Land Stewardship and decision-making
Benefits and Responsibilities
As I’ve said, this blog (or website or whatever you call it) is dedicated to the person who has never really considered land as a viable investment – probably someone who has yet to experience a close connection to land, as we talk about it here: woodlands, farmland, etc. That’s not unusual – not at all – these days. A hundred years ago, that probably would not have been the case.
So, anyway, I’ll try to introduce terms, concepts, what-have-you that you hear in the business of landowners. Remember, I’m trying to sell you on the idea of investing in natural properties. I believe that the more you learn about this way of life, the more you will be attracted to it.
Today’s term is Stewardship – that aspect of land ownership that involves the responsibility of being the decision-maker.
They say that, at least in the U.S., one doesn’t actually own land. Rather, one owns a bundle of rights associated with the land. With that bundle of rights comes responsibility.
The decisions that a landowner makes
A great benefit of being a landowner is making the decisions, implementing them, and seeing the results. When it comes to the land, the trees, the water, the wildlife, and everything else, you get to decide what happens. Sure, there are limitations in play. But, largely, you make the choices. You have direct influence on what happens on that piece of land for the time that you own it. If you do it right, then it’s a responsibility well-met.

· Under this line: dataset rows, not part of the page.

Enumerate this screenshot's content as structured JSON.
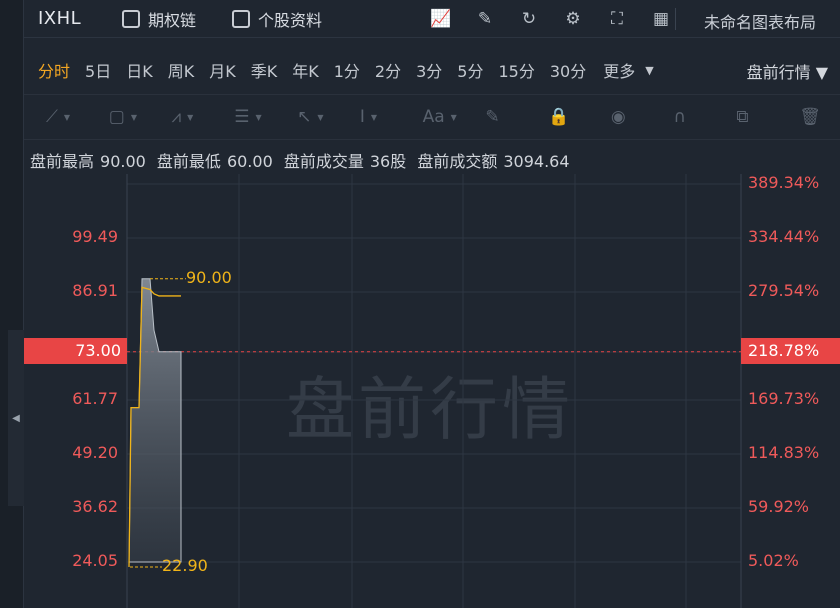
{
  "header": {
    "ticker": "IXHL",
    "options_chain_label": "期权链",
    "stock_info_label": "个股资料",
    "layout_name": "未命名图表布局"
  },
  "periods": [
    "分时",
    "5日",
    "日K",
    "周K",
    "月K",
    "季K",
    "年K",
    "1分",
    "2分",
    "3分",
    "5分",
    "15分",
    "30分"
  ],
  "active_period": "分时",
  "more_label": "更多",
  "session_label": "盘前行情",
  "stats": {
    "high_label": "盘前最高",
    "high_value": "90.00",
    "low_label": "盘前最低",
    "low_value": "60.00",
    "volume_label": "盘前成交量",
    "volume_value": "36股",
    "turnover_label": "盘前成交额",
    "turnover_value": "3094.64"
  },
  "watermark": "盘前行情",
  "colors": {
    "accent": "#f2a623",
    "down": "#e84545",
    "line": "#f0b419",
    "bg": "#1f2630"
  },
  "chart_data": {
    "type": "line",
    "title": "",
    "y_left_labels": [
      "99.49",
      "86.91",
      "73.00",
      "61.77",
      "49.20",
      "36.62",
      "24.05"
    ],
    "y_right_labels": [
      "389.34%",
      "334.44%",
      "279.54%",
      "218.78%",
      "169.73%",
      "114.83%",
      "59.92%",
      "5.02%"
    ],
    "prev_close": 73.0,
    "prev_close_label": "73.00",
    "prev_close_pct_label": "218.78%",
    "high_label": "90.00",
    "low_label": "22.90",
    "ylim": [
      24.05,
      99.49
    ],
    "series": [
      {
        "values": [
          22.9,
          60.0,
          60.0,
          88.0,
          87.5,
          86.5,
          86.0,
          86.0,
          86.0
        ]
      }
    ],
    "area_values": [
      22.9,
      60.0,
      60.0,
      90.0,
      90.0,
      78.0,
      73.0,
      73.0,
      73.0
    ]
  }
}
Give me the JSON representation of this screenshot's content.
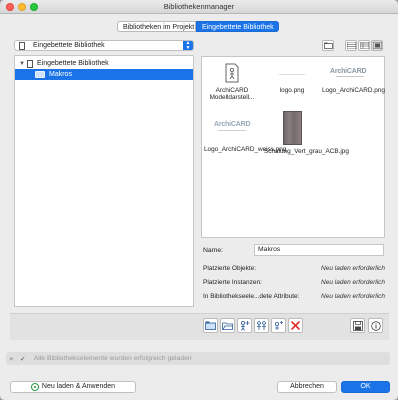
{
  "window": {
    "title": "Bibliothekenmanager"
  },
  "tabs": [
    {
      "label": "Bibliotheken im Projekt",
      "active": false
    },
    {
      "label": "Eingebettete Bibliothek",
      "active": true
    }
  ],
  "library_select": {
    "value": "Eingebettete Bibliothek"
  },
  "tree": {
    "items": [
      {
        "label": "Eingebettete Bibliothek",
        "expanded": true,
        "selected": false
      },
      {
        "label": "Makros",
        "selected": true
      }
    ]
  },
  "files": [
    {
      "label": "ArchiCARD Modelldarstell...",
      "icon": "gsm-object-icon"
    },
    {
      "label": "logo.png",
      "icon": "image-thumbnail"
    },
    {
      "label": "Logo_ArchiCARD.png",
      "icon": "image-thumbnail",
      "brand_text": "ArchiCARD"
    },
    {
      "label": "Logo_ArchiCARD_weiss.png",
      "icon": "image-thumbnail",
      "brand_text": "ArchiCARD"
    },
    {
      "label": "Schalung_Vert_grau_ACB.jpg",
      "icon": "texture-thumbnail"
    }
  ],
  "properties": {
    "name_label": "Name:",
    "name_value": "Makros",
    "rows": [
      {
        "key": "Platzierte Objekte:",
        "value": "Neu laden erforderlich"
      },
      {
        "key": "Platzierte Instanzen:",
        "value": "Neu laden erforderlich"
      },
      {
        "key": "In Bibliothekseele...dete Attribute:",
        "value": "Neu laden erforderlich"
      }
    ]
  },
  "status": {
    "message": "Alle Bibliothekselemente wurden erfolgreich geladen"
  },
  "buttons": {
    "reload": "Neu laden & Anwenden",
    "cancel": "Abbrechen",
    "ok": "OK"
  },
  "colors": {
    "accent": "#1a74e8",
    "delete": "#e0302b",
    "reload_green": "#2f9a3d"
  }
}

To do nothing is a decision just as much as the decision to make major changes. Many landowners decide to do basically nothing – leave the land as it is and enjoy it that way. Others choose to build a road, clear areas of timber or brush, plant open areas in trees, construct a pond, build a cabin, etc. Good stewards ensure that whatever choices they make are implemented in a professional manner, following best practices.
Land Stewardship – there is land management help available
There are professionals – foresters, building and/or excavating contractors, others – who are there to help. Countless day-seminars by state, county, university and other groups are available with tours, where you can see in person what others have done/are doing. With proper planning and working with professionals, and barring some unforeseen problem, you’ll be pleased with the outcome.
Of course, there are costs to bear and income to receive associated with each choice. We’ll get into the income side of things later. It’s an important benefit to owning land, to be sure, and it comes with its own set of responsibilities. ‘Shocker.
My point is that you both enjoy the privilege and bear the responsibility of your bundle of rights attached to the land. Hopefully, when your time comes to pass that bundle of rights on to the next owner (by sale, gift, inheritance, etc.), you’ll have left that piece of ground better than you found it. You’ll have moved the needle, made a positive difference.
That is what land stewardship is about.